Letter from the editor: The plight of one’s digital footprint and its influence at the Iowa State Daily

Alex Connor

It’s a series of events that feel all too familiar in a digital era that has engulfed and challenged the way our society feels, manages, believes and acts — especially when the path forward is one rife with confusion, polarization and oftentimes harmful rhetoric.

A tweet of an explicit or offensive nature is sent, or perhaps dug up after years of being weighed down by Twitter replies and mentions. It gains popularity and media attention because the tweet in question is associated with someone of notoriety or interest to the public at large.

Sometimes it results in termination, such as the case of “Guardians of the Galaxy” director James Gunn, who from 2009 to 2012, tweeted a series of “jokes” that were abusive and pedophilic in nature. According to Disney, the “offensive attitudes and statements discovered on James’ Twitter feed are indefensible and inconsistent with our studio’s values.”

And while a public apology by the individual involved almost always occurs, the ensuing consequence of termination isn’t always the case.

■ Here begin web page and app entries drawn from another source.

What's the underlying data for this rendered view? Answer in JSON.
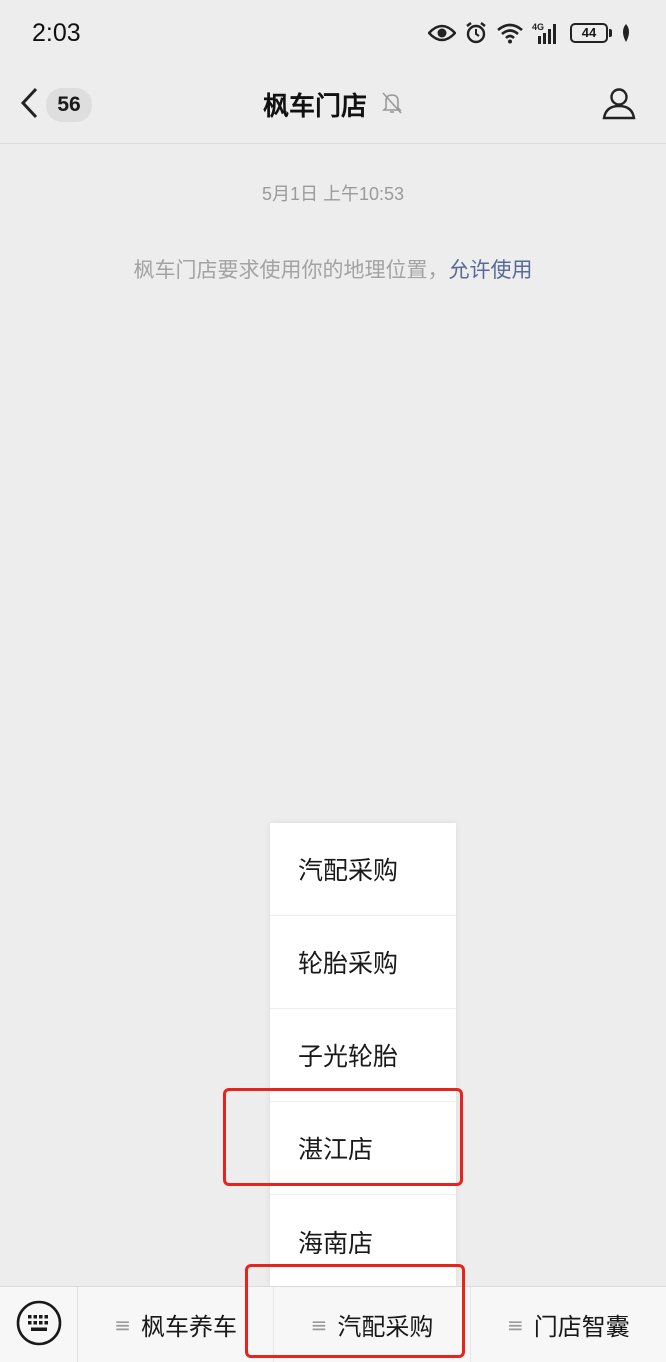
{
  "status_bar": {
    "time": "2:03",
    "network": "4G",
    "battery": "44"
  },
  "nav": {
    "unread_count": "56",
    "title": "枫车门店"
  },
  "chat": {
    "timestamp": "5月1日 上午10:53",
    "system_text": "枫车门店要求使用你的地理位置，",
    "allow_link": "允许使用"
  },
  "popup_menu": {
    "items": [
      "汽配采购",
      "轮胎采购",
      "子光轮胎",
      "湛江店",
      "海南店"
    ]
  },
  "bottom_menu": {
    "glyph": "≡",
    "tabs": [
      "枫车养车",
      "汽配采购",
      "门店智囊"
    ]
  },
  "colors": {
    "background": "#ededed",
    "link": "#576b95",
    "highlight": "#e8231c"
  }
}
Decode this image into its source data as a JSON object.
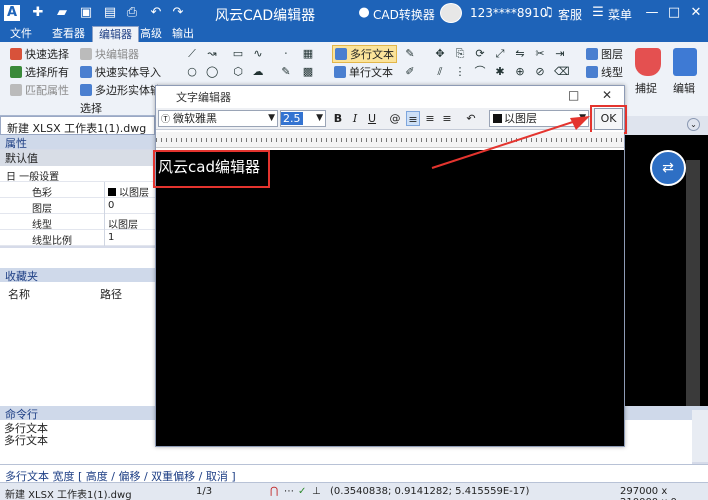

Just one week after Gunn’s removal, old tweets that were trite with racist language and homophobic slurs from Washington Nationals shortstop Trea Turner resurfaced. Yet, he continues to play today.

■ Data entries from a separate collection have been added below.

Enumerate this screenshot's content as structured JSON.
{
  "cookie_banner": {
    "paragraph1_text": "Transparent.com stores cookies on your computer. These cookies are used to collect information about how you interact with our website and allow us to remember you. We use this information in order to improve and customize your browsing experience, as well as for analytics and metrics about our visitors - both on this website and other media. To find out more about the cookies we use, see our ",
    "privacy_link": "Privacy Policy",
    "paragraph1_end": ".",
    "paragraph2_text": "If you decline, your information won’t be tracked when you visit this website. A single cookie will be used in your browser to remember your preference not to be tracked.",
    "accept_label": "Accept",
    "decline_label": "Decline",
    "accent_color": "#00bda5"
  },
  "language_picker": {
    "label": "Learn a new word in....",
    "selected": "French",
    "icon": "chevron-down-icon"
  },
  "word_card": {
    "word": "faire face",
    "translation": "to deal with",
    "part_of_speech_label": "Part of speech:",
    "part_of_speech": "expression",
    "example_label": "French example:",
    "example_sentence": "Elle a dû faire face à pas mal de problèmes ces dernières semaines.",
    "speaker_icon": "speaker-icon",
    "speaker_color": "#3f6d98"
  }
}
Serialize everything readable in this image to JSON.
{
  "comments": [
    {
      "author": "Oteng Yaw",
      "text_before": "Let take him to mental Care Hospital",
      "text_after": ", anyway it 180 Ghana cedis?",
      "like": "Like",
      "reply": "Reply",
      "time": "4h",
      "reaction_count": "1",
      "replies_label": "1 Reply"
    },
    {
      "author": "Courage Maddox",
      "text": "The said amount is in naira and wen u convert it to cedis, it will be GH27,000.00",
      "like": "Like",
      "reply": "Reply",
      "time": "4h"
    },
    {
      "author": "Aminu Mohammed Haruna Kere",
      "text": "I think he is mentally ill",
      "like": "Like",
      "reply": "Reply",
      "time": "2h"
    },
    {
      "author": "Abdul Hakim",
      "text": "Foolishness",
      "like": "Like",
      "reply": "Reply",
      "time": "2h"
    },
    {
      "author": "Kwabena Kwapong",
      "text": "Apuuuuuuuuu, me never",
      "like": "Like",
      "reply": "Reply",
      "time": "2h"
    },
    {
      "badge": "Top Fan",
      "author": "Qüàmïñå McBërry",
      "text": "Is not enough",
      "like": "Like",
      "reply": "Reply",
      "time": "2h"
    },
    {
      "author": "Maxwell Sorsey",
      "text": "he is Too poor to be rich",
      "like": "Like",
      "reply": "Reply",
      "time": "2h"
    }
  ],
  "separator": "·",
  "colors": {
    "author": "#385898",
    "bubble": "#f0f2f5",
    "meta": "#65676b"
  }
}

And while the Nationals released a statement denouncing the comments as a reflection of the club, he was allowed to continue to play because his “comments are not indicative of how he has conducted himself while part of our team,” said Nationals general manager Mike Rizzo.

Other players in the National Baseball League, too, were discovered to have made insensitive and bigoted tweets while in high school — Josh Hader and Sean Newcomb issuing apologies yet facing no serious repercussions or consequences.

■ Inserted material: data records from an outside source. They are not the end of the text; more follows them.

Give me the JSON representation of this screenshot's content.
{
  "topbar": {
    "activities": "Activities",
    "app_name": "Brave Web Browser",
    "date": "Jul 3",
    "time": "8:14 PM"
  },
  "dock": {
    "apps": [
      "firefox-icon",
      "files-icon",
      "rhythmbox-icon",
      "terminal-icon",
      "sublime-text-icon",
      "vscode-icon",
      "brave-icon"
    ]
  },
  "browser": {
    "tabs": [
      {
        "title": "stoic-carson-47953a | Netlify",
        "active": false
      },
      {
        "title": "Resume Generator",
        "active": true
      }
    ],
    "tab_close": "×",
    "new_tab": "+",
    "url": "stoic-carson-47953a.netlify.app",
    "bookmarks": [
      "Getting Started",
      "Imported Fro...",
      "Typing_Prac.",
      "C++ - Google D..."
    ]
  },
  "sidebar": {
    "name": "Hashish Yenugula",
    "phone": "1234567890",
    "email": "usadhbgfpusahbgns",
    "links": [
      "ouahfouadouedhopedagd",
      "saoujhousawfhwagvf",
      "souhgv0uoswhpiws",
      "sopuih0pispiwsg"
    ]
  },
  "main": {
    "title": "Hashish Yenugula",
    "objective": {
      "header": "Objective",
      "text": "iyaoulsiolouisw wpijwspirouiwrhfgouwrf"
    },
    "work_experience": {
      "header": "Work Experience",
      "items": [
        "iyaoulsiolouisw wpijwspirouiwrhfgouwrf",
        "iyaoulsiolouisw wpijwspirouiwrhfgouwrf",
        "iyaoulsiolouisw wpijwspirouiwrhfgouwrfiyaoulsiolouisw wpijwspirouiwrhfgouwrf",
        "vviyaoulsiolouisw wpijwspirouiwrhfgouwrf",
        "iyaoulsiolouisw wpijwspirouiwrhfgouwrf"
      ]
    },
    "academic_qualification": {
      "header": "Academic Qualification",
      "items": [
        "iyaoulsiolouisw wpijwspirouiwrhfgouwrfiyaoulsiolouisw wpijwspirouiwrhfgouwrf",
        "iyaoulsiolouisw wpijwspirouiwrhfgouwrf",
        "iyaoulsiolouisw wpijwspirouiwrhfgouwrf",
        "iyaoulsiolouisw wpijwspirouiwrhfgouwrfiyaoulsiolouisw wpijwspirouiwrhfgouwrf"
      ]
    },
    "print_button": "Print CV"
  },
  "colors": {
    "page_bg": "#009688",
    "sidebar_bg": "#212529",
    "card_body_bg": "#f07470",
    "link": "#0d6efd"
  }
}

And as journalists, we navigate this shifting digital climate with eyes wide-open. We are often the first to report on these tweets when they resurface, feeding into the desire of the public to better understand the complexities of the situation.

Yet what remains to be lost on not only the public figures, influencers and politicians, but also the journalists navigating this intrepid digital environment, is the digital footprint we leave behind.

While the constant necessity to adapt and challenge our perceptions of what digital technology has to contribute, like a thriving, diverse and complex media environment, it can also swallow and consume content at an alarming rate.

And just because we may feel our social media is a changing reflection of who we understand ourselves to be, it also permeates ideologies and beliefs that may be inconsistent with the values we hold today.

But the harmful rhetoric and serious weight of previous actions cannot just be ignored. The sheer existence of words that are used to add to the historic systems that society has created to marginalize and oppress underrepresented communities and identities cannot, nor should not, be brushed aside.

I write all this to preface what I must tell you, our readers — the Iowa State Daily is not exempt from this invasive existence of our past selves and the digital permanence of previously held ignorant beliefs that are detrimental and dangerous to growth at both an individual and institutional level.

On Tuesday, I learned that in 2014, one of the Iowa State Daily’s top editors published tweets that were sexist and racist in nature.

While the editor was a high school senior and did not work at the Daily at the time the tweets were published, the words used by the editor were disrespectful, bigoted and ignorant. The editor has since resigned from the position.

I felt that it was important to be transparent with you, our readers, about this incident and to let you know that we have taken both internal, and external, measures to ensure that we can turn this into a learning experience for the betterment of the Iowa State Daily staff and Ames community.

We intend to form a diversity and inclusion committee to take a critical look at our policy, as well as organize more all-staff training opportunities so that we are not only educating our staffers on how to be better journalists but also people that can better understand perspectives and express empathy with those separate from their own experiences and identities.

As journalists, one of the greatest responsibilities we are privileged to have is the ability to share the stories of others but to do so we must first understand the implications of our own backgrounds, beliefs and biases. As students, we are privileged to live and work in a higher education environment that allows for and advocates for our growth on a daily basis.

In our line of work especially, both as students and journalists, we commonly use words — stringing together sentences with the intent to drive dialogue, promote critical thinking and encourage the free and open discussion of ideas and beliefs within our community.

And these words, the ones that we value so dearly, carry weight. In our field, we understand the impact our words can have both in a positive and a negative way — how we can help, but also harm.

As journalists we falter. We are not without human error or fault. Implicit biases that we may not identify with today, or have overcome, may still haunt who we are or who we’ve grown to be.

But growth should not be at the expense of our community.

Thank you,